== WHAT YOU WILL DO ==
Only the number is requested. Tally the lines of the data that hold the string "author".

[Start of Attachment]

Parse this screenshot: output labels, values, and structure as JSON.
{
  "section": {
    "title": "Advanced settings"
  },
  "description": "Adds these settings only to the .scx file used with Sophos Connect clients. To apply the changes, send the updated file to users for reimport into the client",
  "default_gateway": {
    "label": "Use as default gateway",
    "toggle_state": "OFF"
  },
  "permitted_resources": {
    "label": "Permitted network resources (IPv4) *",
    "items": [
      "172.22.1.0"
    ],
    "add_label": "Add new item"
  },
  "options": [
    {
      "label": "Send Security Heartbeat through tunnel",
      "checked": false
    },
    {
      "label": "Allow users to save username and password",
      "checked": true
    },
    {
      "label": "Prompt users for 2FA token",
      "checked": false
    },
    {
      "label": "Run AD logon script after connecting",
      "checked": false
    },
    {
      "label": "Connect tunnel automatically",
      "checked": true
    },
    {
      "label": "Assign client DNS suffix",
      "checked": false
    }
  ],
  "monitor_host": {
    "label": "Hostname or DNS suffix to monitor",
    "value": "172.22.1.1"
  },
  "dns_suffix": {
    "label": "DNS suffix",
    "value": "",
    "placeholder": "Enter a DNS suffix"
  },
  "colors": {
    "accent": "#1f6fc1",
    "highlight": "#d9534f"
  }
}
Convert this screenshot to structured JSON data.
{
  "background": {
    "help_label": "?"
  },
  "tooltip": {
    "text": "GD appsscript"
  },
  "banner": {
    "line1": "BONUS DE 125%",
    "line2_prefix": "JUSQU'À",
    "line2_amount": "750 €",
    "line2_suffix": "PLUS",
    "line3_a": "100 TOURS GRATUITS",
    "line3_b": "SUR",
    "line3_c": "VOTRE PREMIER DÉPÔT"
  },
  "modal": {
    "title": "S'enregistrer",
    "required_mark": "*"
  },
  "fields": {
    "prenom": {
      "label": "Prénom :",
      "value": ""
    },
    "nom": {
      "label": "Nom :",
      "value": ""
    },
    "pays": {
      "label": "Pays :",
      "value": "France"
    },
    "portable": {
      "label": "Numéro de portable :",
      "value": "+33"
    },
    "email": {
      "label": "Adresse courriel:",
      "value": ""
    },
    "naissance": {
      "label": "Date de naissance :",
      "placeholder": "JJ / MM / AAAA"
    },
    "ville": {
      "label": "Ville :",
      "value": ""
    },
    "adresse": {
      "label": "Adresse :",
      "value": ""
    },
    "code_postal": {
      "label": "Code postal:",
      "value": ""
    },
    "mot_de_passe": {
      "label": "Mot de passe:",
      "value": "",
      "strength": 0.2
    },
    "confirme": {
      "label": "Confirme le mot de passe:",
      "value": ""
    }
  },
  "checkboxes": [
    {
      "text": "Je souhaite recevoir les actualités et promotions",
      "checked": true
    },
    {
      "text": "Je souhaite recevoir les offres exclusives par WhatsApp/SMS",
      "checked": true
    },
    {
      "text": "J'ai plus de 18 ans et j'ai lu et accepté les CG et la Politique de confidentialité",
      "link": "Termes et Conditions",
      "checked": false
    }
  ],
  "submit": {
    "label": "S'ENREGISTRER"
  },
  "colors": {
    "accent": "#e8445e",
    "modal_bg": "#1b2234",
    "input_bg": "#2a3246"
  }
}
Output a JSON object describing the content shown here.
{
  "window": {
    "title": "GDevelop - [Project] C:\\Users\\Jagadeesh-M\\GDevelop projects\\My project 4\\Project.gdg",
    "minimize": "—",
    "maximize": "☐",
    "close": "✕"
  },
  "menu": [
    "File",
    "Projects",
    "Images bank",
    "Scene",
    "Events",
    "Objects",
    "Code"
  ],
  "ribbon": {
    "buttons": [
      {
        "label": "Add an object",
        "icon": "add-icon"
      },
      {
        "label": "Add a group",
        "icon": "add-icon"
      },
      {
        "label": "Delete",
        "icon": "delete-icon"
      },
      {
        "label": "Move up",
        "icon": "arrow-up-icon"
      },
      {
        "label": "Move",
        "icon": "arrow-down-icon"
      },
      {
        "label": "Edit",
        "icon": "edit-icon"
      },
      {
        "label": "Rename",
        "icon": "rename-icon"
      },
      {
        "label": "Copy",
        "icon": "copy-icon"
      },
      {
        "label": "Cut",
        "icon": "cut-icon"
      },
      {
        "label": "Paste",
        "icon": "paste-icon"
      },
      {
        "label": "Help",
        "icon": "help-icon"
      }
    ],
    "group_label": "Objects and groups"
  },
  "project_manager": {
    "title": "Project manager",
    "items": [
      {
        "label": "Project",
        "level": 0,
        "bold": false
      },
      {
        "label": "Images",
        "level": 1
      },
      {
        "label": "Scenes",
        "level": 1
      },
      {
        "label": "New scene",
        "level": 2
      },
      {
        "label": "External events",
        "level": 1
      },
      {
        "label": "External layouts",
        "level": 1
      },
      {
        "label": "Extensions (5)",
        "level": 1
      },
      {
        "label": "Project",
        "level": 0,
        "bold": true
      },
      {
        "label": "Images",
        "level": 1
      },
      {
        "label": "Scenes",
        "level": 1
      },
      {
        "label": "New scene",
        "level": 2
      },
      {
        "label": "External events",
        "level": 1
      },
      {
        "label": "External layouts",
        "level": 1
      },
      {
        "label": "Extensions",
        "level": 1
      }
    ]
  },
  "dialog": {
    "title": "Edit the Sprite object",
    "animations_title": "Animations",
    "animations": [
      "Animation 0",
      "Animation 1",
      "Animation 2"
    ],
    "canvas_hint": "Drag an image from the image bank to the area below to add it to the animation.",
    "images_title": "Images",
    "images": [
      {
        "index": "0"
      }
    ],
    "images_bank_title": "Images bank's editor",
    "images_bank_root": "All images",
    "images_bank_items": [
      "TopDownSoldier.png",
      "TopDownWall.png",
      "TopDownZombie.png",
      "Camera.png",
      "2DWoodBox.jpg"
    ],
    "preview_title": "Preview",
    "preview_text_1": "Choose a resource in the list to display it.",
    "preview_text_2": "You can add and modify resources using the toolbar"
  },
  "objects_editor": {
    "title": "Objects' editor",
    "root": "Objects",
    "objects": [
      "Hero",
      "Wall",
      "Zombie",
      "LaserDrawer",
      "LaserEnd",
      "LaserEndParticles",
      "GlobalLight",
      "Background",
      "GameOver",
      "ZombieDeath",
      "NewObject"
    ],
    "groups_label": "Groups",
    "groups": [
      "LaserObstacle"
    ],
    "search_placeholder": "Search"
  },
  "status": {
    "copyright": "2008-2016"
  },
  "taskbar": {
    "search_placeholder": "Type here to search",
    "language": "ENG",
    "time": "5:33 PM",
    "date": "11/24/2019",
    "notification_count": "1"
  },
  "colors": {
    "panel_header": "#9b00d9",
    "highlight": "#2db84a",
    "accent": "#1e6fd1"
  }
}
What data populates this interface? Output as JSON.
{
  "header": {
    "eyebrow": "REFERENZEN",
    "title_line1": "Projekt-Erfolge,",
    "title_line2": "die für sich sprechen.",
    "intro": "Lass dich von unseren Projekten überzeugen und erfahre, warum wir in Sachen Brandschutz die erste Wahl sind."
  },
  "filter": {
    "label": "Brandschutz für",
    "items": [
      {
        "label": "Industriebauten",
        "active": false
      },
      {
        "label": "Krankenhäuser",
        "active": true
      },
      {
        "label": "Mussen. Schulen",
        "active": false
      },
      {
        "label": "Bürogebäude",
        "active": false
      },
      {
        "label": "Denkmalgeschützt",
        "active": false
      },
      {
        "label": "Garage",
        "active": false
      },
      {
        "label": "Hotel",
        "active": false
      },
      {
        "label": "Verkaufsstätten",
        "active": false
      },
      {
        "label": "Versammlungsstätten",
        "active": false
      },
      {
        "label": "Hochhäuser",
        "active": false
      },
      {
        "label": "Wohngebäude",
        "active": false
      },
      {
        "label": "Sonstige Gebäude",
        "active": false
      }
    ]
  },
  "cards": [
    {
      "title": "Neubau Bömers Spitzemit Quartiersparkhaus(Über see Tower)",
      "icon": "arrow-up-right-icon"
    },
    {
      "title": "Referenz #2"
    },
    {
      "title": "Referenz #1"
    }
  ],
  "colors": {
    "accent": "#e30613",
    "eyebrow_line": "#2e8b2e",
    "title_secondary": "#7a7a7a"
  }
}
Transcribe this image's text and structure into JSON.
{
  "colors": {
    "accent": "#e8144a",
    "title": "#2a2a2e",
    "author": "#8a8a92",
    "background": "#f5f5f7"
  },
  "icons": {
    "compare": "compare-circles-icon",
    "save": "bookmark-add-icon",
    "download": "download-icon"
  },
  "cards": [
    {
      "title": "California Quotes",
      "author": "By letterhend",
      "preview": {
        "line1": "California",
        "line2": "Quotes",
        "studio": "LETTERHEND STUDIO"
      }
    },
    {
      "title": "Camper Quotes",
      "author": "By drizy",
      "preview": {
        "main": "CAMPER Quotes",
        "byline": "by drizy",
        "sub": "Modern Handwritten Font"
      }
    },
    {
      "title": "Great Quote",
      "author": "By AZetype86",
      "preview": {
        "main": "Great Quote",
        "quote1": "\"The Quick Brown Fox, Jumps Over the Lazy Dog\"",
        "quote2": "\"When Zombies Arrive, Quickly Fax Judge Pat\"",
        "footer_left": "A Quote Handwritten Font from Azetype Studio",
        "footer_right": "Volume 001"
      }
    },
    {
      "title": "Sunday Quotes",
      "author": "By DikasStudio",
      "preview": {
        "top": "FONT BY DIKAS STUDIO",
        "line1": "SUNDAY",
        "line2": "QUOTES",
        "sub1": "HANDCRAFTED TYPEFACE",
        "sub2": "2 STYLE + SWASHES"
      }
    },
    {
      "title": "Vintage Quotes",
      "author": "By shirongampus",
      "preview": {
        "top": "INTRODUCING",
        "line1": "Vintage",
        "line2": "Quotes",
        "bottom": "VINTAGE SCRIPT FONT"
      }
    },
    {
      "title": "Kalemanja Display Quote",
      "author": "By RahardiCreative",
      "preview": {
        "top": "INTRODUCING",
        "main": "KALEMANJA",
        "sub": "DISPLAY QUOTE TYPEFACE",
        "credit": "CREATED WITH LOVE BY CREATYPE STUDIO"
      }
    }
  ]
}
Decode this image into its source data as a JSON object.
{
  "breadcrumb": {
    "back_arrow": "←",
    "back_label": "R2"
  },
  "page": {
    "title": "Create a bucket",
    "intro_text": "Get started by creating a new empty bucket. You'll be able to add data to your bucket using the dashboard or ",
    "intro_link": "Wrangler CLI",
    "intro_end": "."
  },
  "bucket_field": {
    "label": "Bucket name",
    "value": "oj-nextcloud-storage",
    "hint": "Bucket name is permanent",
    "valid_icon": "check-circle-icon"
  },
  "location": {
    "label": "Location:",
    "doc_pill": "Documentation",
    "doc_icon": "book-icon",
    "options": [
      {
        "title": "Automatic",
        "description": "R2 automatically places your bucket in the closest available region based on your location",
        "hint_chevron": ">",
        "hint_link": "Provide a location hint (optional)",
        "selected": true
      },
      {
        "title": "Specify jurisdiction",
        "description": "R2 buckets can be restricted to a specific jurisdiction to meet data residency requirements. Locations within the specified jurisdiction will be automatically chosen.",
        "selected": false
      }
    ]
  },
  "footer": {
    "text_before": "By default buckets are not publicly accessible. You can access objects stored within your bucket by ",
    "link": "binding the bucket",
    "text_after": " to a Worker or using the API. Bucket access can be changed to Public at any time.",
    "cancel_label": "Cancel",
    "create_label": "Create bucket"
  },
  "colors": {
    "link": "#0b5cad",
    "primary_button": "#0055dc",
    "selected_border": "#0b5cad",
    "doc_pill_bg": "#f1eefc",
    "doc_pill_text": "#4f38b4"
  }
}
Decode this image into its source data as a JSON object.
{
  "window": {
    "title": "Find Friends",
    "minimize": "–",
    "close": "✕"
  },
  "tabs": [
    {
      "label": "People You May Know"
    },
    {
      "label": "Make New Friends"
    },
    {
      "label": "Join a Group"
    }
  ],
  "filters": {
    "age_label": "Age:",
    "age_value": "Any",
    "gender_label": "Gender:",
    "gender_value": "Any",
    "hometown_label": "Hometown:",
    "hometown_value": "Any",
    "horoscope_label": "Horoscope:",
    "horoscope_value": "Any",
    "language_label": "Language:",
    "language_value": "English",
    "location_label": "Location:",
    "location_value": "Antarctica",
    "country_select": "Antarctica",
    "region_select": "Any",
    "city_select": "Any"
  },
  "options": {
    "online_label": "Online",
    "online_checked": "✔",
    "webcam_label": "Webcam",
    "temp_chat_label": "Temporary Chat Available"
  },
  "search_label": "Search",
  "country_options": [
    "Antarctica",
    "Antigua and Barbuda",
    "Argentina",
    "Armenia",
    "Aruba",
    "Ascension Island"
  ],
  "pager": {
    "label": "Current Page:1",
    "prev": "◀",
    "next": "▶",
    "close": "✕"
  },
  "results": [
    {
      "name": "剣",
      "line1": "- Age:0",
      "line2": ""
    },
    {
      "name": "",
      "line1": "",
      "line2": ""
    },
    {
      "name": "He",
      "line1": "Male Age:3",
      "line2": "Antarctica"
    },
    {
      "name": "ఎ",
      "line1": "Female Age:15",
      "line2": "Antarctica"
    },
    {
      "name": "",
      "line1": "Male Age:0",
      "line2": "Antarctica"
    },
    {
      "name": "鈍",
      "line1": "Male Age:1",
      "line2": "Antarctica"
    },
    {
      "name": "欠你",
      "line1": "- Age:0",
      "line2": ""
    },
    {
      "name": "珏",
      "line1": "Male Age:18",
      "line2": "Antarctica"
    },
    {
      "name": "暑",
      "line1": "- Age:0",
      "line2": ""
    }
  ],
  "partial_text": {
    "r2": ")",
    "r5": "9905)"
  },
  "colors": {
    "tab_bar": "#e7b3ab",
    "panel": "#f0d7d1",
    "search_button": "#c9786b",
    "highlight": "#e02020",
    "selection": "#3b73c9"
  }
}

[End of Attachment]

== REPLY TO THE TASK ==
7